■ **What the exercise asks**
In the entries below, find each line with the word "amount" and pull it out.

START Data to process

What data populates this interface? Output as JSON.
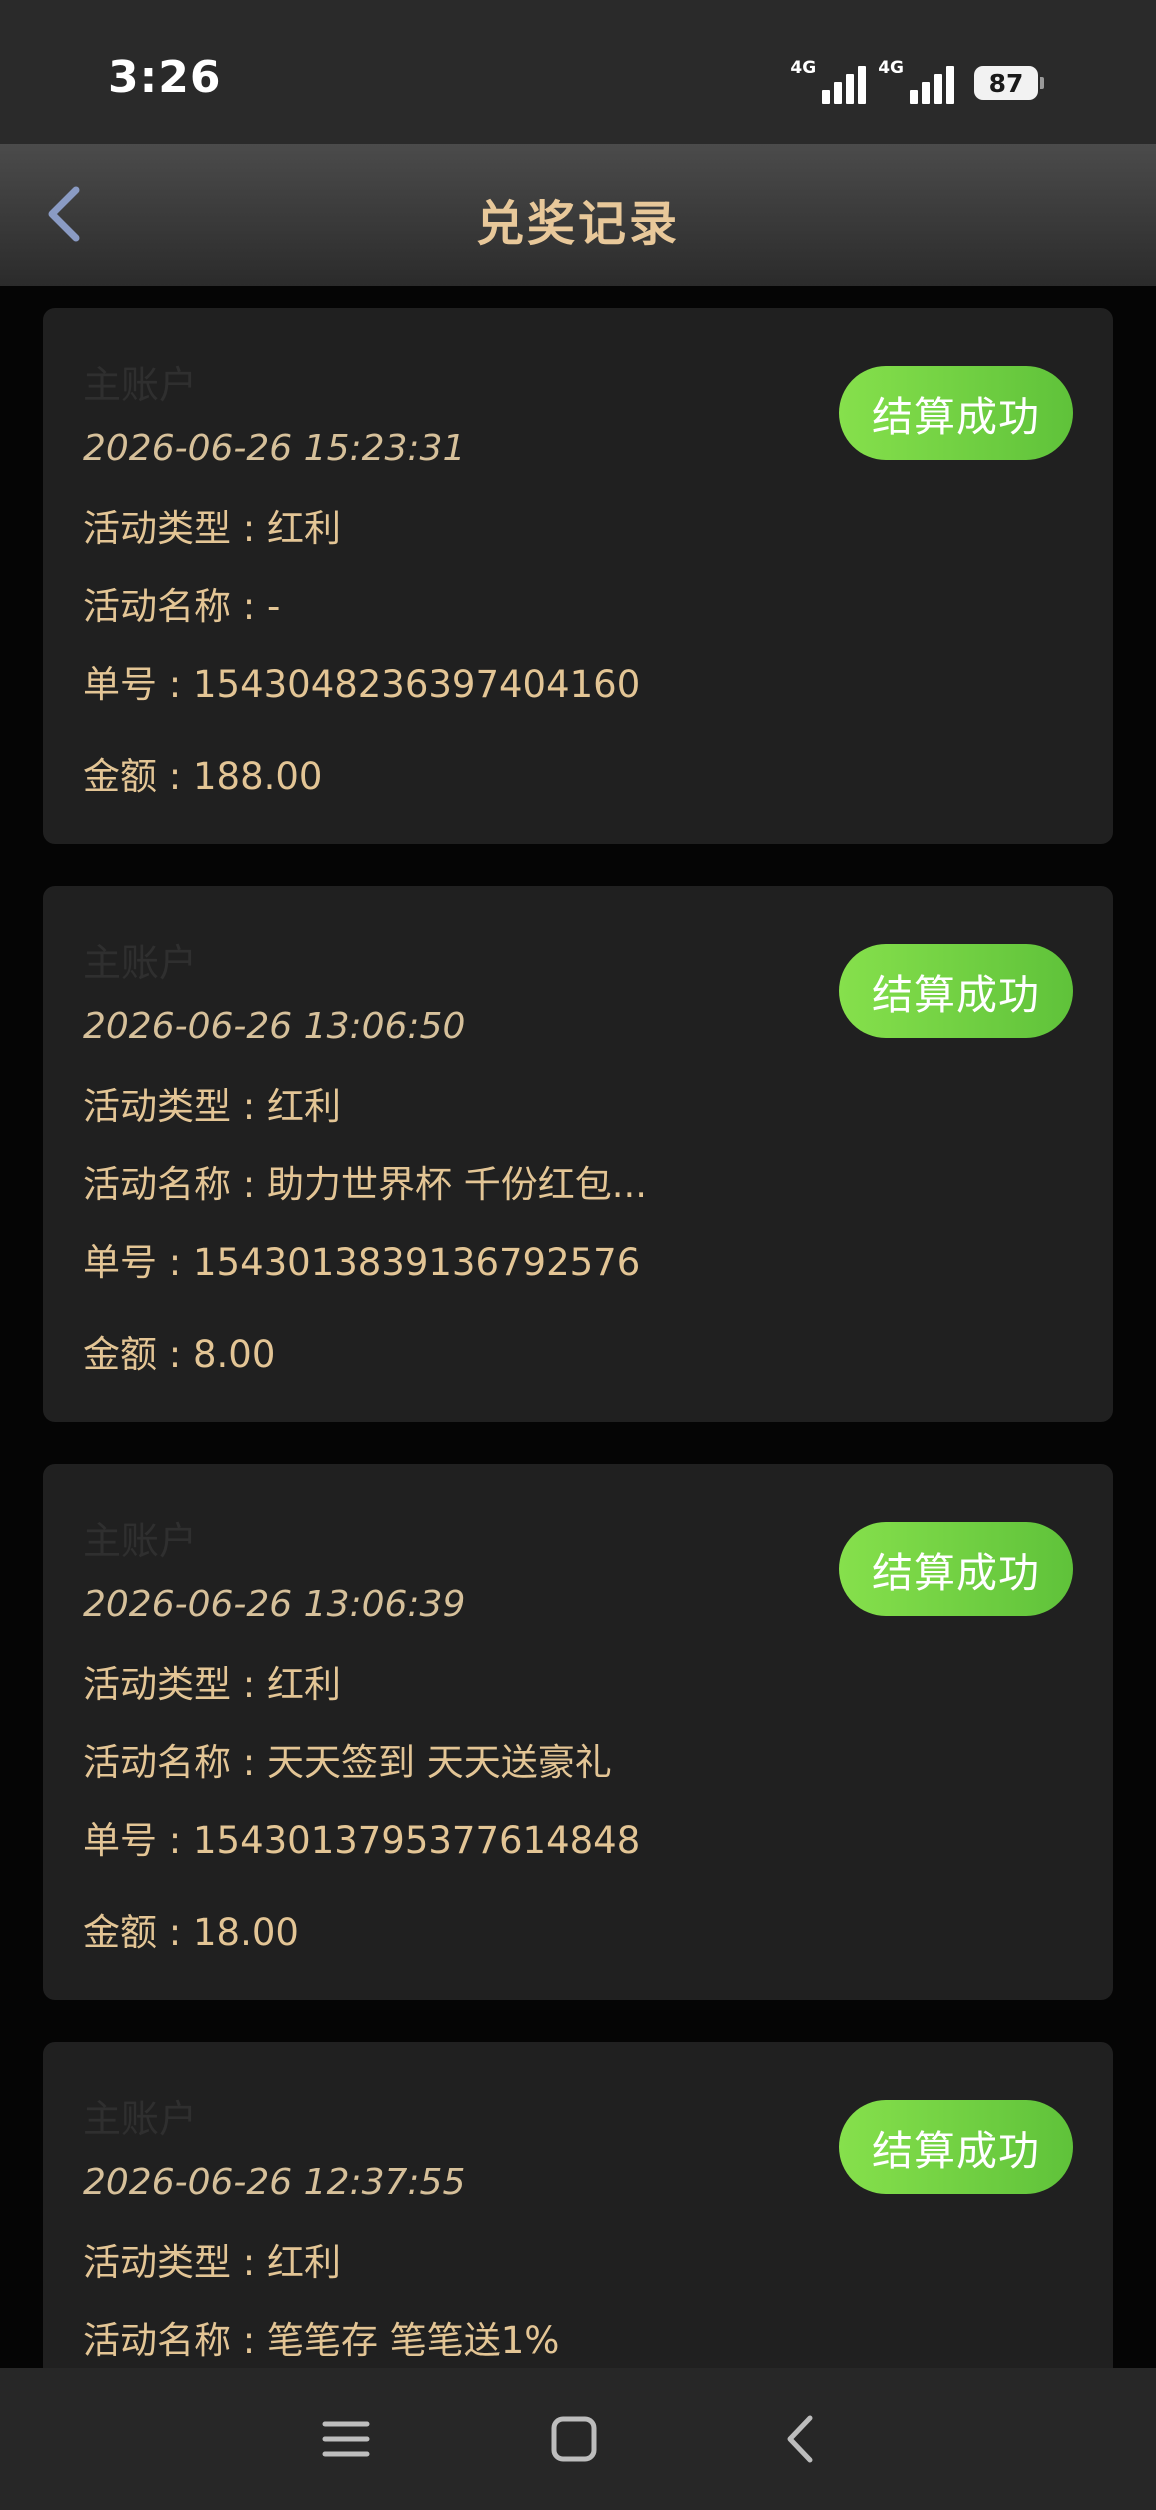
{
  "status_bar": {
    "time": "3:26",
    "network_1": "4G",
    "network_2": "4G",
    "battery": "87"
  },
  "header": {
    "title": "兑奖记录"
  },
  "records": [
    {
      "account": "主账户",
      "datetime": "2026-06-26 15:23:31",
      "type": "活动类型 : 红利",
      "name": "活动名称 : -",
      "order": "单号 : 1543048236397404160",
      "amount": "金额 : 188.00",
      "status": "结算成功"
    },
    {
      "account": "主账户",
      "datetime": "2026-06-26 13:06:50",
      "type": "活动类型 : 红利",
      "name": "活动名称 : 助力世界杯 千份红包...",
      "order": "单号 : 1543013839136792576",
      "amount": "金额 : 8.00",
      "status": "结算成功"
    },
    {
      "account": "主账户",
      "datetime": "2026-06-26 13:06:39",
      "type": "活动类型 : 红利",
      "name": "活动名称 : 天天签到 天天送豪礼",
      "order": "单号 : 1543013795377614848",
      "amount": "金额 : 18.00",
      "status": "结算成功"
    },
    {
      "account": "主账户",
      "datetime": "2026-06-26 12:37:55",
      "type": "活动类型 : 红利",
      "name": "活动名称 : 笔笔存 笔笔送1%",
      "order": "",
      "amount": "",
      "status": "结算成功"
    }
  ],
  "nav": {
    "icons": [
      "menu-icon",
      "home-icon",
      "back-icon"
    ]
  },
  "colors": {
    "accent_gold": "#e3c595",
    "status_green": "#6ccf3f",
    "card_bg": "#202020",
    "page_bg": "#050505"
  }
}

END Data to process
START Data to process

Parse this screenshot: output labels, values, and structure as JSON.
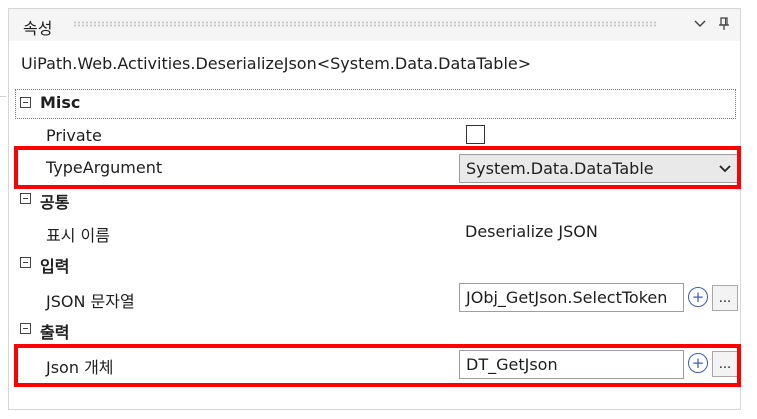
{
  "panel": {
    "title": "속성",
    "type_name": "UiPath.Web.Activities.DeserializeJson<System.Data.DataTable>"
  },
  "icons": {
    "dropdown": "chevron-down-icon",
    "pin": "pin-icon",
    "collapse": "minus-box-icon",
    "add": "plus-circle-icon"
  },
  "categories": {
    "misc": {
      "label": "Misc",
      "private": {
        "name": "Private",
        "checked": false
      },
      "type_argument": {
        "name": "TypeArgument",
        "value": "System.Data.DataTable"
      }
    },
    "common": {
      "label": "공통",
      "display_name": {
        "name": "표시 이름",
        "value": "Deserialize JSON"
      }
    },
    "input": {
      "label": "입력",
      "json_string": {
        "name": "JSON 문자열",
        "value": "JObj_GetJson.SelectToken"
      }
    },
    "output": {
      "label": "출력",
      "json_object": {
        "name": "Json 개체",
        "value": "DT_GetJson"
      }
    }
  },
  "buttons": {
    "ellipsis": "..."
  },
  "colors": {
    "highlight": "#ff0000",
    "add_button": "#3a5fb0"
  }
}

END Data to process
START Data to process

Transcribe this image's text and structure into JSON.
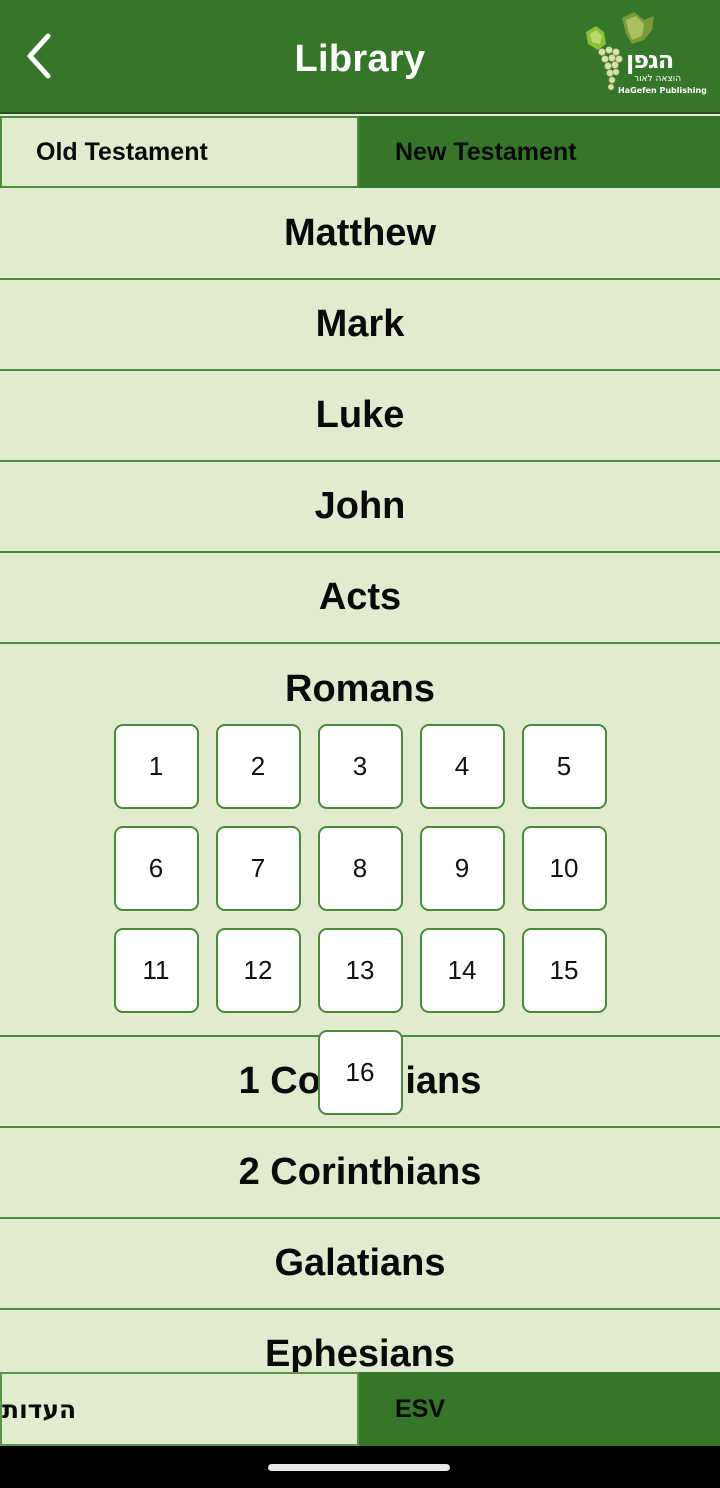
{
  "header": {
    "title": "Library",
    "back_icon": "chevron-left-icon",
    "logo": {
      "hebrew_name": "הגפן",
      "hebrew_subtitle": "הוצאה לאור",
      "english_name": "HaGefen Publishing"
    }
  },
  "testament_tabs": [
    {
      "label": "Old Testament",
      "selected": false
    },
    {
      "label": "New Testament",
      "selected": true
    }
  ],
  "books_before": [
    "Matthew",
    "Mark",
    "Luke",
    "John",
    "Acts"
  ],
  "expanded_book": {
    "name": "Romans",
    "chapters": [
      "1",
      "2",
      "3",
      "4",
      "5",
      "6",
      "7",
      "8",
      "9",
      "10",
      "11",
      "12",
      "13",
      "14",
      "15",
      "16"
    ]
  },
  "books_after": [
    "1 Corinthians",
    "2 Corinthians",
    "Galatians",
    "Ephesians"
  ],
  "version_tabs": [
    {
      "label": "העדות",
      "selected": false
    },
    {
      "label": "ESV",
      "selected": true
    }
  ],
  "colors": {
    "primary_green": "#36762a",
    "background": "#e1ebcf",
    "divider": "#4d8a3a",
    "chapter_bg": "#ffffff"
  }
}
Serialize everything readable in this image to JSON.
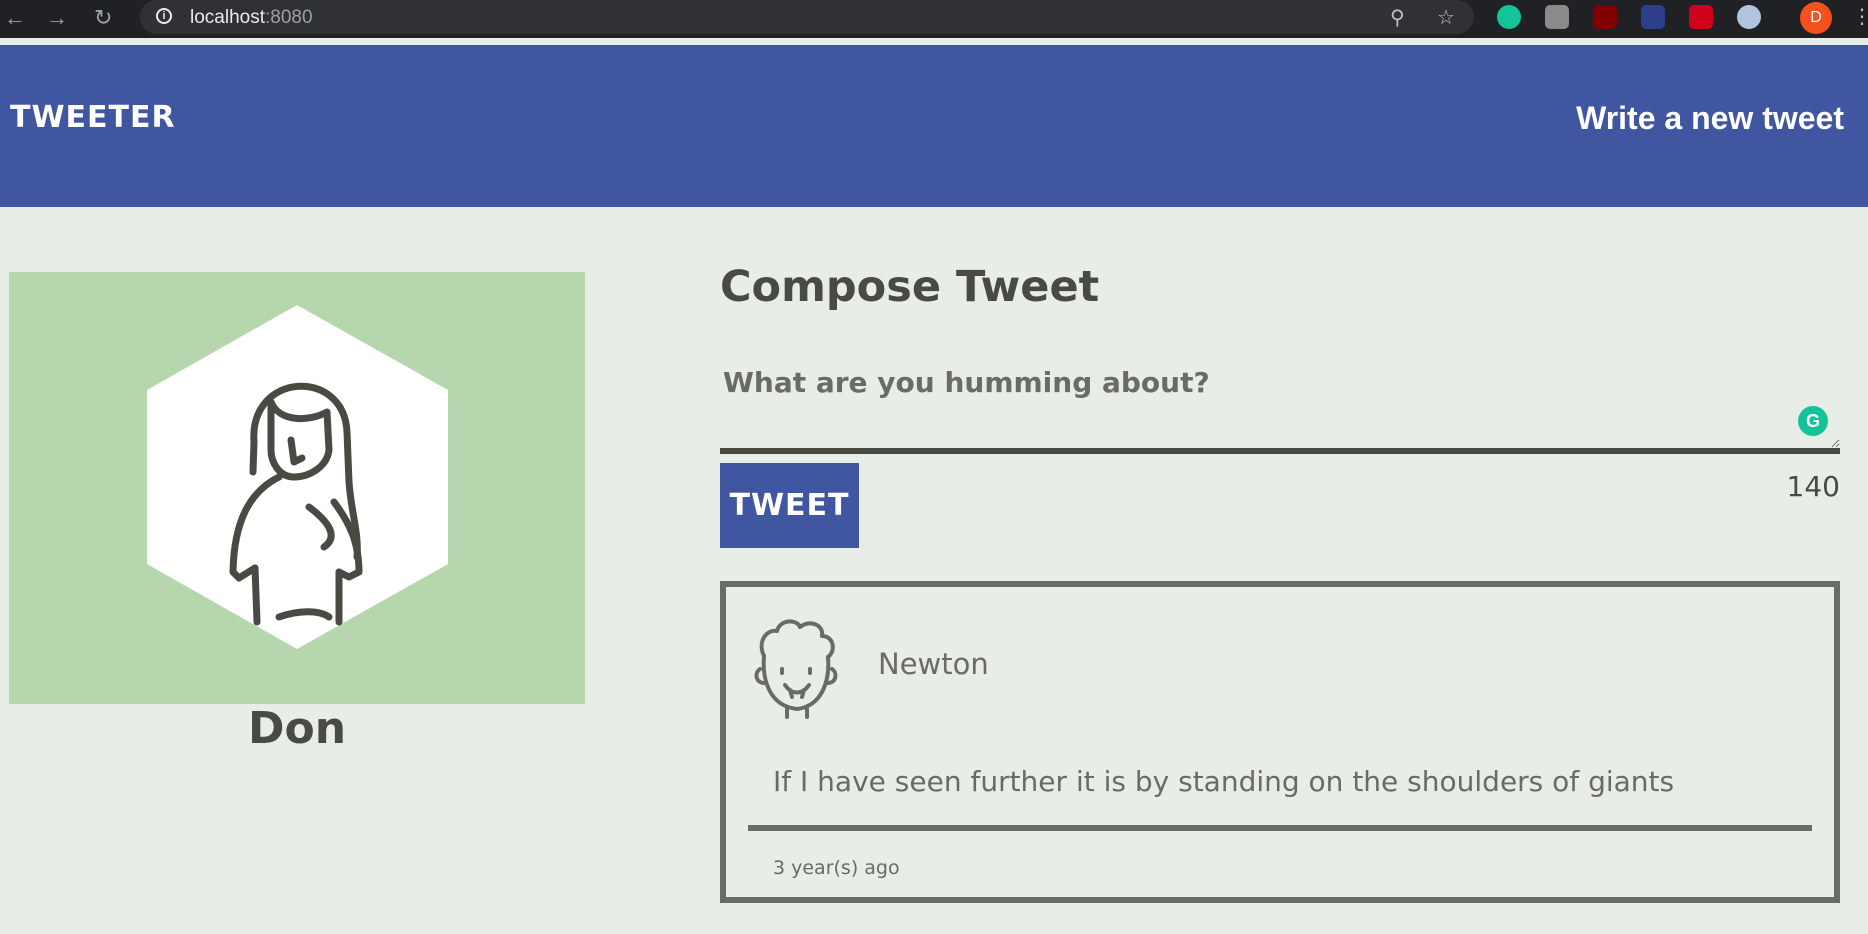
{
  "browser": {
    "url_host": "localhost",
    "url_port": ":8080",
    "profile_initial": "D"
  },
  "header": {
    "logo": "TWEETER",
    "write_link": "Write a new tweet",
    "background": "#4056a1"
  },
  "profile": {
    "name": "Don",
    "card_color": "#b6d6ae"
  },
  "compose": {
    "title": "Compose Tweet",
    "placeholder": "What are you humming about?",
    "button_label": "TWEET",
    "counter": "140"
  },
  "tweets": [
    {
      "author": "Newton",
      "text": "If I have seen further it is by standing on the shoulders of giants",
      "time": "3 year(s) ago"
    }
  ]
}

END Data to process

■ **Solution to this task**
      "amount": "金额 : 188.00",
      "amount": "金额 : 8.00",
      "amount": "金额 : 18.00",
      "amount": "",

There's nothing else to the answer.